The church tax issue is behind some of the outrage in Germany; luxury bishop Franz-Peter is using publicly collected funds for his lavish renovations, which only encourages the flood of Germans out the church door, taking their tax dollars with them. No wonder the president of the German bishops' conference, Robert Zollitsch, is all up in arms about LImburg's bishop.

These problems exist all over, of course, but the cozy relations between church and state created by the church tax make the van Elst situation a really big deal. But I wonder if the scandal would have been possible at all if not for the piles of money the church gets from the state. Even more I wonder if a church tax is any way to fund the ministry of God's people.

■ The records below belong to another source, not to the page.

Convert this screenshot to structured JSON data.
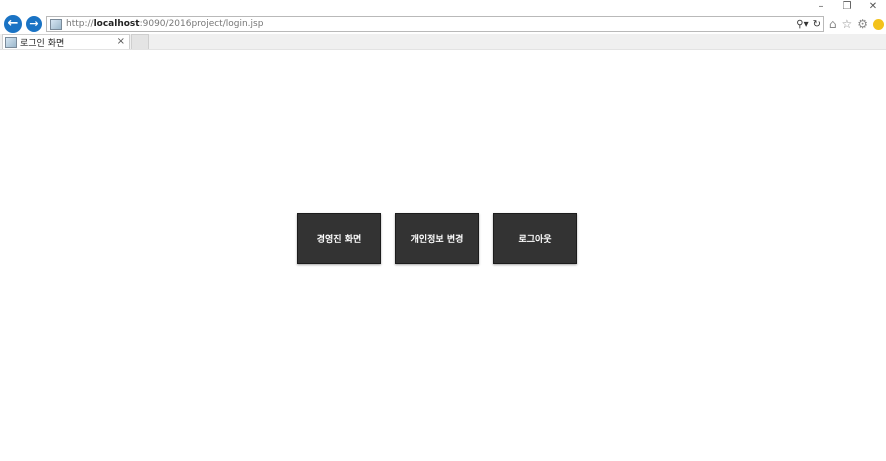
{
  "window": {
    "minimize": "–",
    "restore": "❐",
    "close": "✕"
  },
  "address": {
    "scheme": "http://",
    "host": "localhost",
    "rest": ":9090/2016project/login.jsp"
  },
  "tab": {
    "title": "로그인 화면",
    "close": "×"
  },
  "buttons": {
    "admin": "경영진 화면",
    "profile": "개인정보 변경",
    "logout": "로그아웃"
  },
  "icons": {
    "back": "back-arrow-icon",
    "forward": "forward-arrow-icon",
    "search": "search-icon",
    "refresh": "refresh-icon",
    "home": "home-icon",
    "favorites": "star-icon",
    "settings": "gear-icon",
    "feedback": "smiley-icon"
  },
  "colors": {
    "nav_blue": "#1a73c4",
    "button_bg": "#333333",
    "button_text": "#ffffff"
  }
}
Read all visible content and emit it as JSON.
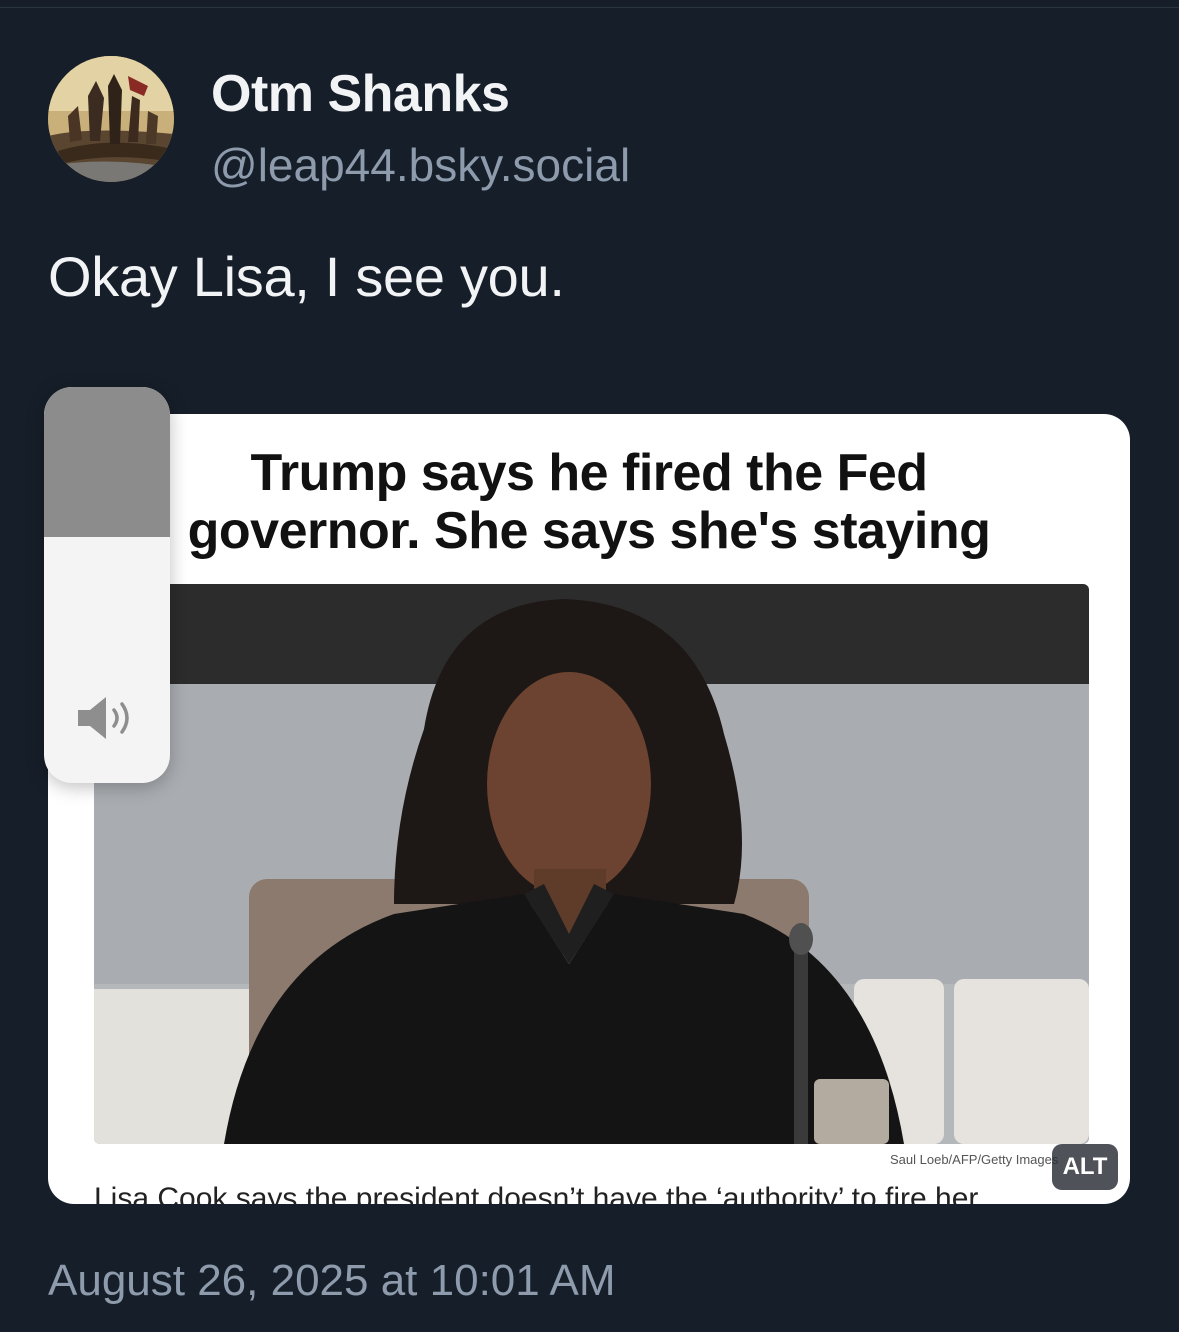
{
  "post": {
    "author_name": "Otm Shanks",
    "author_handle": "@leap44.bsky.social",
    "text": "Okay Lisa, I see you.",
    "timestamp": "August 26, 2025 at 10:01 AM"
  },
  "embed": {
    "headline_line1": "Trump says he fired the Fed",
    "headline_line2": "governor. She says she's staying",
    "photo_credit": "Saul Loeb/AFP/Getty Images",
    "caption": "Lisa Cook says the president doesn’t have the ‘authority’ to fire her",
    "alt_label": "ALT"
  },
  "volume_hud": {
    "level": 0.62,
    "icon": "speaker-icon"
  },
  "colors": {
    "background": "#161e29",
    "primary_text": "#f1f3f5",
    "secondary_text": "#8d9bac"
  }
}
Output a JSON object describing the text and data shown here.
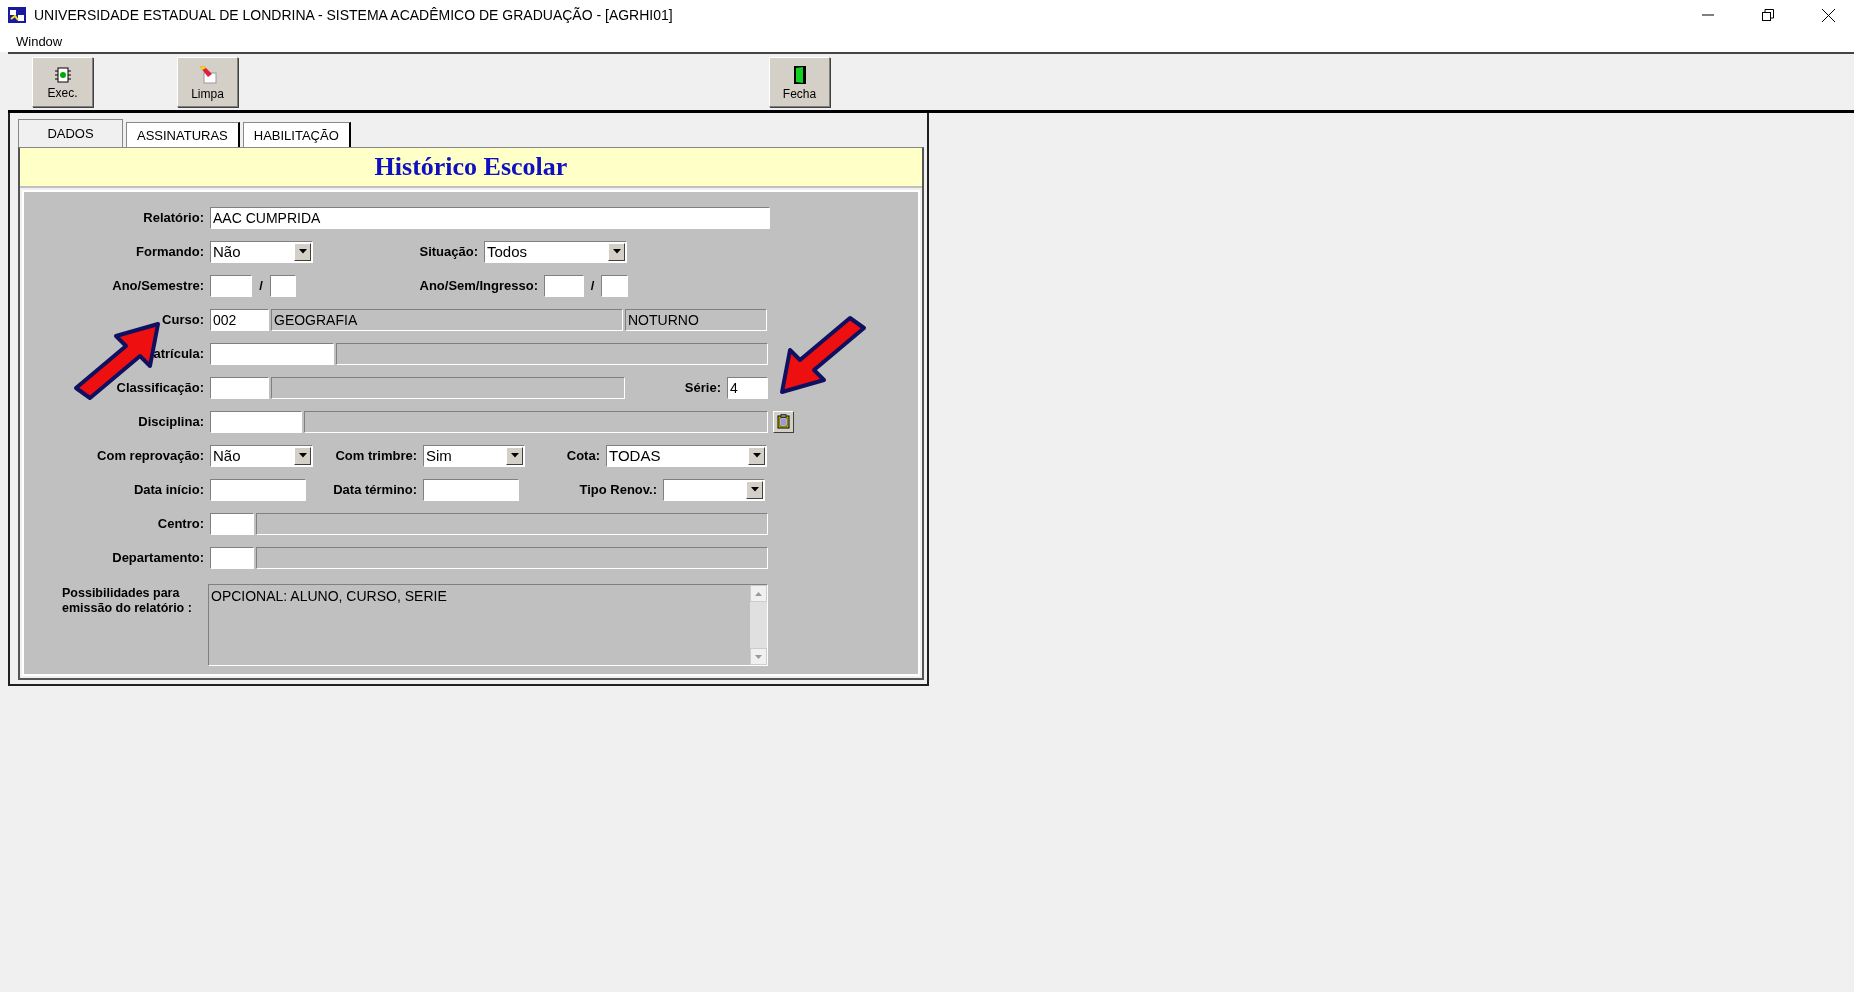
{
  "window": {
    "title": "UNIVERSIDADE ESTADUAL DE LONDRINA - SISTEMA ACADÊMICO DE GRADUAÇÃO - [AGRHI01]"
  },
  "menu": [
    "Window"
  ],
  "toolbar": [
    {
      "label": "Exec.",
      "kind": "exec"
    },
    {
      "label": "Limpa",
      "kind": "clear"
    },
    {
      "label": "Fecha",
      "kind": "close"
    }
  ],
  "tabs": [
    {
      "label": "DADOS",
      "selected": true
    },
    {
      "label": "ASSINATURAS",
      "selected": false
    },
    {
      "label": "HABILITAÇÃO",
      "selected": false
    }
  ],
  "form": {
    "title": "Histórico Escolar",
    "rows": [
      [
        {
          "kind": "label",
          "text": "Relatório:"
        },
        {
          "kind": "input",
          "value": "AAC CUMPRIDA"
        }
      ],
      [
        {
          "kind": "label",
          "text": "Formando:"
        },
        {
          "kind": "select",
          "value": "Não"
        },
        {
          "kind": "label",
          "text": "Situação:"
        },
        {
          "kind": "select",
          "value": "Todos"
        }
      ],
      [
        {
          "kind": "label",
          "text": "Ano/Semestre:"
        },
        {
          "kind": "input"
        },
        {
          "kind": "slash",
          "text": "/"
        },
        {
          "kind": "input"
        },
        {
          "kind": "label",
          "text": "Ano/Sem/Ingresso:"
        },
        {
          "kind": "input"
        },
        {
          "kind": "slash",
          "text": "/"
        },
        {
          "kind": "input"
        }
      ],
      [
        {
          "kind": "label",
          "text": "Curso:"
        },
        {
          "kind": "input",
          "value": "002"
        },
        {
          "kind": "display",
          "value": "GEOGRAFIA"
        },
        {
          "kind": "display",
          "value": "NOTURNO"
        }
      ],
      [
        {
          "kind": "label",
          "text": "atrícula:"
        },
        {
          "kind": "input"
        },
        {
          "kind": "display"
        }
      ],
      [
        {
          "kind": "label",
          "text": "Classificação:"
        },
        {
          "kind": "input"
        },
        {
          "kind": "display"
        },
        {
          "kind": "label",
          "text": "Série:"
        },
        {
          "kind": "input",
          "value": "4"
        }
      ],
      [
        {
          "kind": "label",
          "text": "Disciplina:"
        },
        {
          "kind": "input"
        },
        {
          "kind": "display"
        },
        {
          "kind": "button"
        }
      ],
      [
        {
          "kind": "label",
          "text": "Com reprovação:"
        },
        {
          "kind": "select",
          "value": "Não"
        },
        {
          "kind": "label",
          "text": "Com trimbre:"
        },
        {
          "kind": "select",
          "value": "Sim"
        },
        {
          "kind": "label",
          "text": "Cota:"
        },
        {
          "kind": "select",
          "value": "TODAS"
        }
      ],
      [
        {
          "kind": "label",
          "text": "Data início:"
        },
        {
          "kind": "input"
        },
        {
          "kind": "label",
          "text": "Data término:"
        },
        {
          "kind": "input"
        },
        {
          "kind": "label",
          "text": "Tipo Renov.:"
        },
        {
          "kind": "select"
        }
      ],
      [
        {
          "kind": "label",
          "text": "Centro:"
        },
        {
          "kind": "input"
        },
        {
          "kind": "display"
        }
      ],
      [
        {
          "kind": "label",
          "text": "Departamento:"
        },
        {
          "kind": "input"
        },
        {
          "kind": "display"
        }
      ]
    ],
    "memo": {
      "label_lines": [
        "Possibilidades para",
        "emissão do relatório :"
      ],
      "value": "OPCIONAL: ALUNO, CURSO, SERIE"
    }
  }
}
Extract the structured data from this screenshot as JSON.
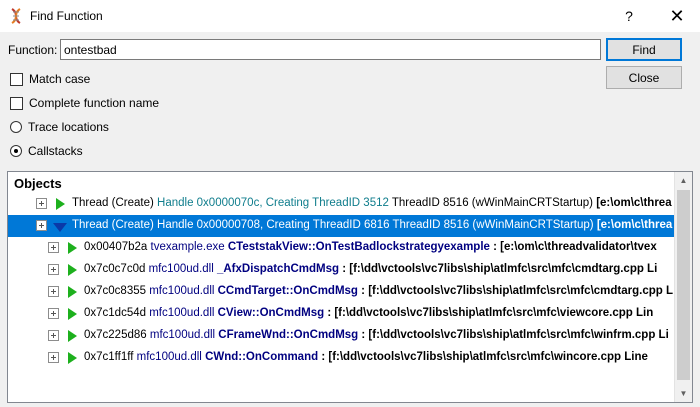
{
  "window": {
    "title": "Find Function",
    "help_glyph": "?",
    "close_glyph": "✕"
  },
  "form": {
    "function_label": "Function:",
    "function_value": "ontestbad",
    "find_label": "Find",
    "close_label": "Close",
    "match_case": {
      "label": "Match case",
      "checked": false
    },
    "complete_name": {
      "label": "Complete function name",
      "checked": false
    },
    "trace_locations": {
      "label": "Trace locations",
      "selected": false
    },
    "callstacks": {
      "label": "Callstacks",
      "selected": true
    }
  },
  "results": {
    "header": "Objects",
    "rows": [
      {
        "a": "Thread (Create) ",
        "b": "Handle 0x0000070c, Creating ThreadID 3512 ",
        "c": "ThreadID 8516 (wWinMainCRTStartup) ",
        "d": "[e:\\om\\c\\threa"
      },
      {
        "a": "Thread (Create) ",
        "b": "Handle 0x00000708, Creating ThreadID 6816 ",
        "c": "ThreadID 8516 (wWinMainCRTStartup) ",
        "d": "[e:\\om\\c\\threa"
      },
      {
        "a": "0x00407b2a ",
        "b": "tvexample.exe ",
        "c": "CTeststakView::OnTestBadlockstrategyexample",
        "d": " : [e:\\om\\c\\threadvalidator\\tvex"
      },
      {
        "a": "0x7c0c7c0d ",
        "b": "mfc100ud.dll ",
        "c": "_AfxDispatchCmdMsg",
        "d": " : [f:\\dd\\vctools\\vc7libs\\ship\\atlmfc\\src\\mfc\\cmdtarg.cpp Li"
      },
      {
        "a": "0x7c0c8355 ",
        "b": "mfc100ud.dll ",
        "c": "CCmdTarget::OnCmdMsg",
        "d": " : [f:\\dd\\vctools\\vc7libs\\ship\\atlmfc\\src\\mfc\\cmdtarg.cpp L"
      },
      {
        "a": "0x7c1dc54d ",
        "b": "mfc100ud.dll ",
        "c": "CView::OnCmdMsg",
        "d": " : [f:\\dd\\vctools\\vc7libs\\ship\\atlmfc\\src\\mfc\\viewcore.cpp Lin"
      },
      {
        "a": "0x7c225d86 ",
        "b": "mfc100ud.dll ",
        "c": "CFrameWnd::OnCmdMsg",
        "d": " : [f:\\dd\\vctools\\vc7libs\\ship\\atlmfc\\src\\mfc\\winfrm.cpp Li"
      },
      {
        "a": "0x7c1ff1ff ",
        "b": "mfc100ud.dll ",
        "c": "CWnd::OnCommand",
        "d": " : [f:\\dd\\vctools\\vc7libs\\ship\\atlmfc\\src\\mfc\\wincore.cpp Line"
      }
    ]
  }
}
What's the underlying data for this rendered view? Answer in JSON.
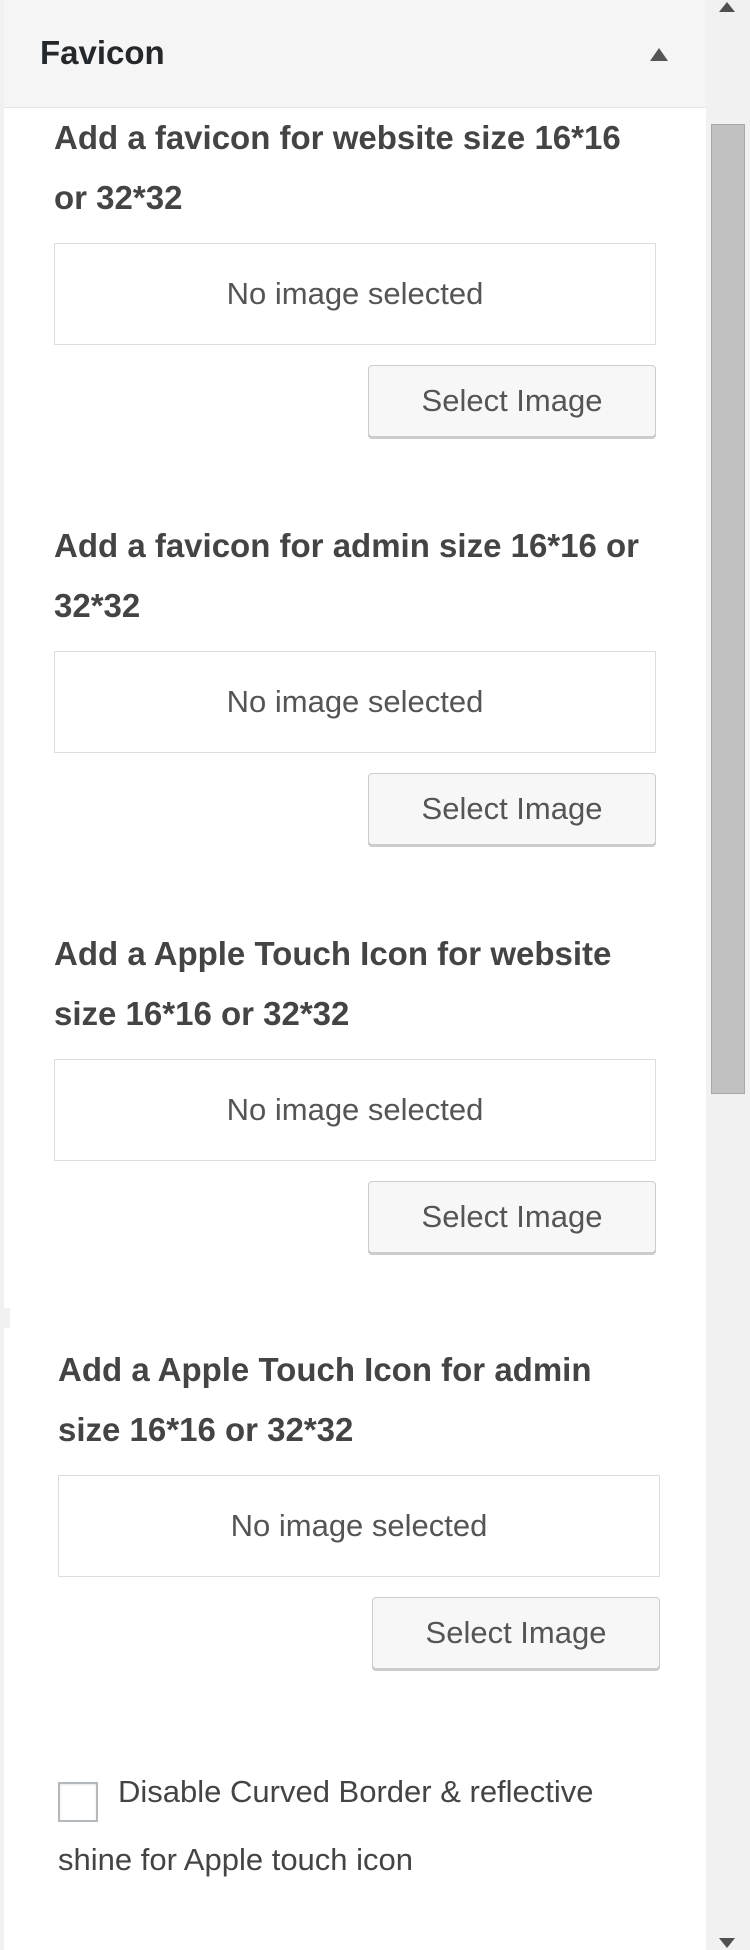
{
  "section": {
    "title": "Favicon",
    "collapse_icon": "triangle-up-icon"
  },
  "fields": [
    {
      "label": "Add a favicon for website size 16*16 or 32*32",
      "preview_text": "No image selected",
      "button_label": "Select Image"
    },
    {
      "label": "Add a favicon for admin size 16*16 or 32*32",
      "preview_text": "No image selected",
      "button_label": "Select Image"
    },
    {
      "label": "Add a Apple Touch Icon for website size 16*16 or 32*32",
      "preview_text": "No image selected",
      "button_label": "Select Image"
    },
    {
      "label": "Add a Apple Touch Icon for admin size 16*16 or 32*32",
      "preview_text": "No image selected",
      "button_label": "Select Image"
    }
  ],
  "checkbox": {
    "label": "Disable Curved Border & reflective shine for Apple touch icon",
    "checked": false
  },
  "scrollbar": {
    "up_icon": "scroll-up-arrow-icon",
    "down_icon": "scroll-down-arrow-icon"
  }
}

Journalists have suggested that van Elst's suspension has to do with Pope Francis' call for a simpler church, closer to the poor. I wonder if the transformation that Francis is calling for, however, requires not just disciplinary actions against financial abuse, but a complete rethinking of how the church runs financially—and where it gets its money. It seems that the case of luxury bishop may start undermining that arrangement.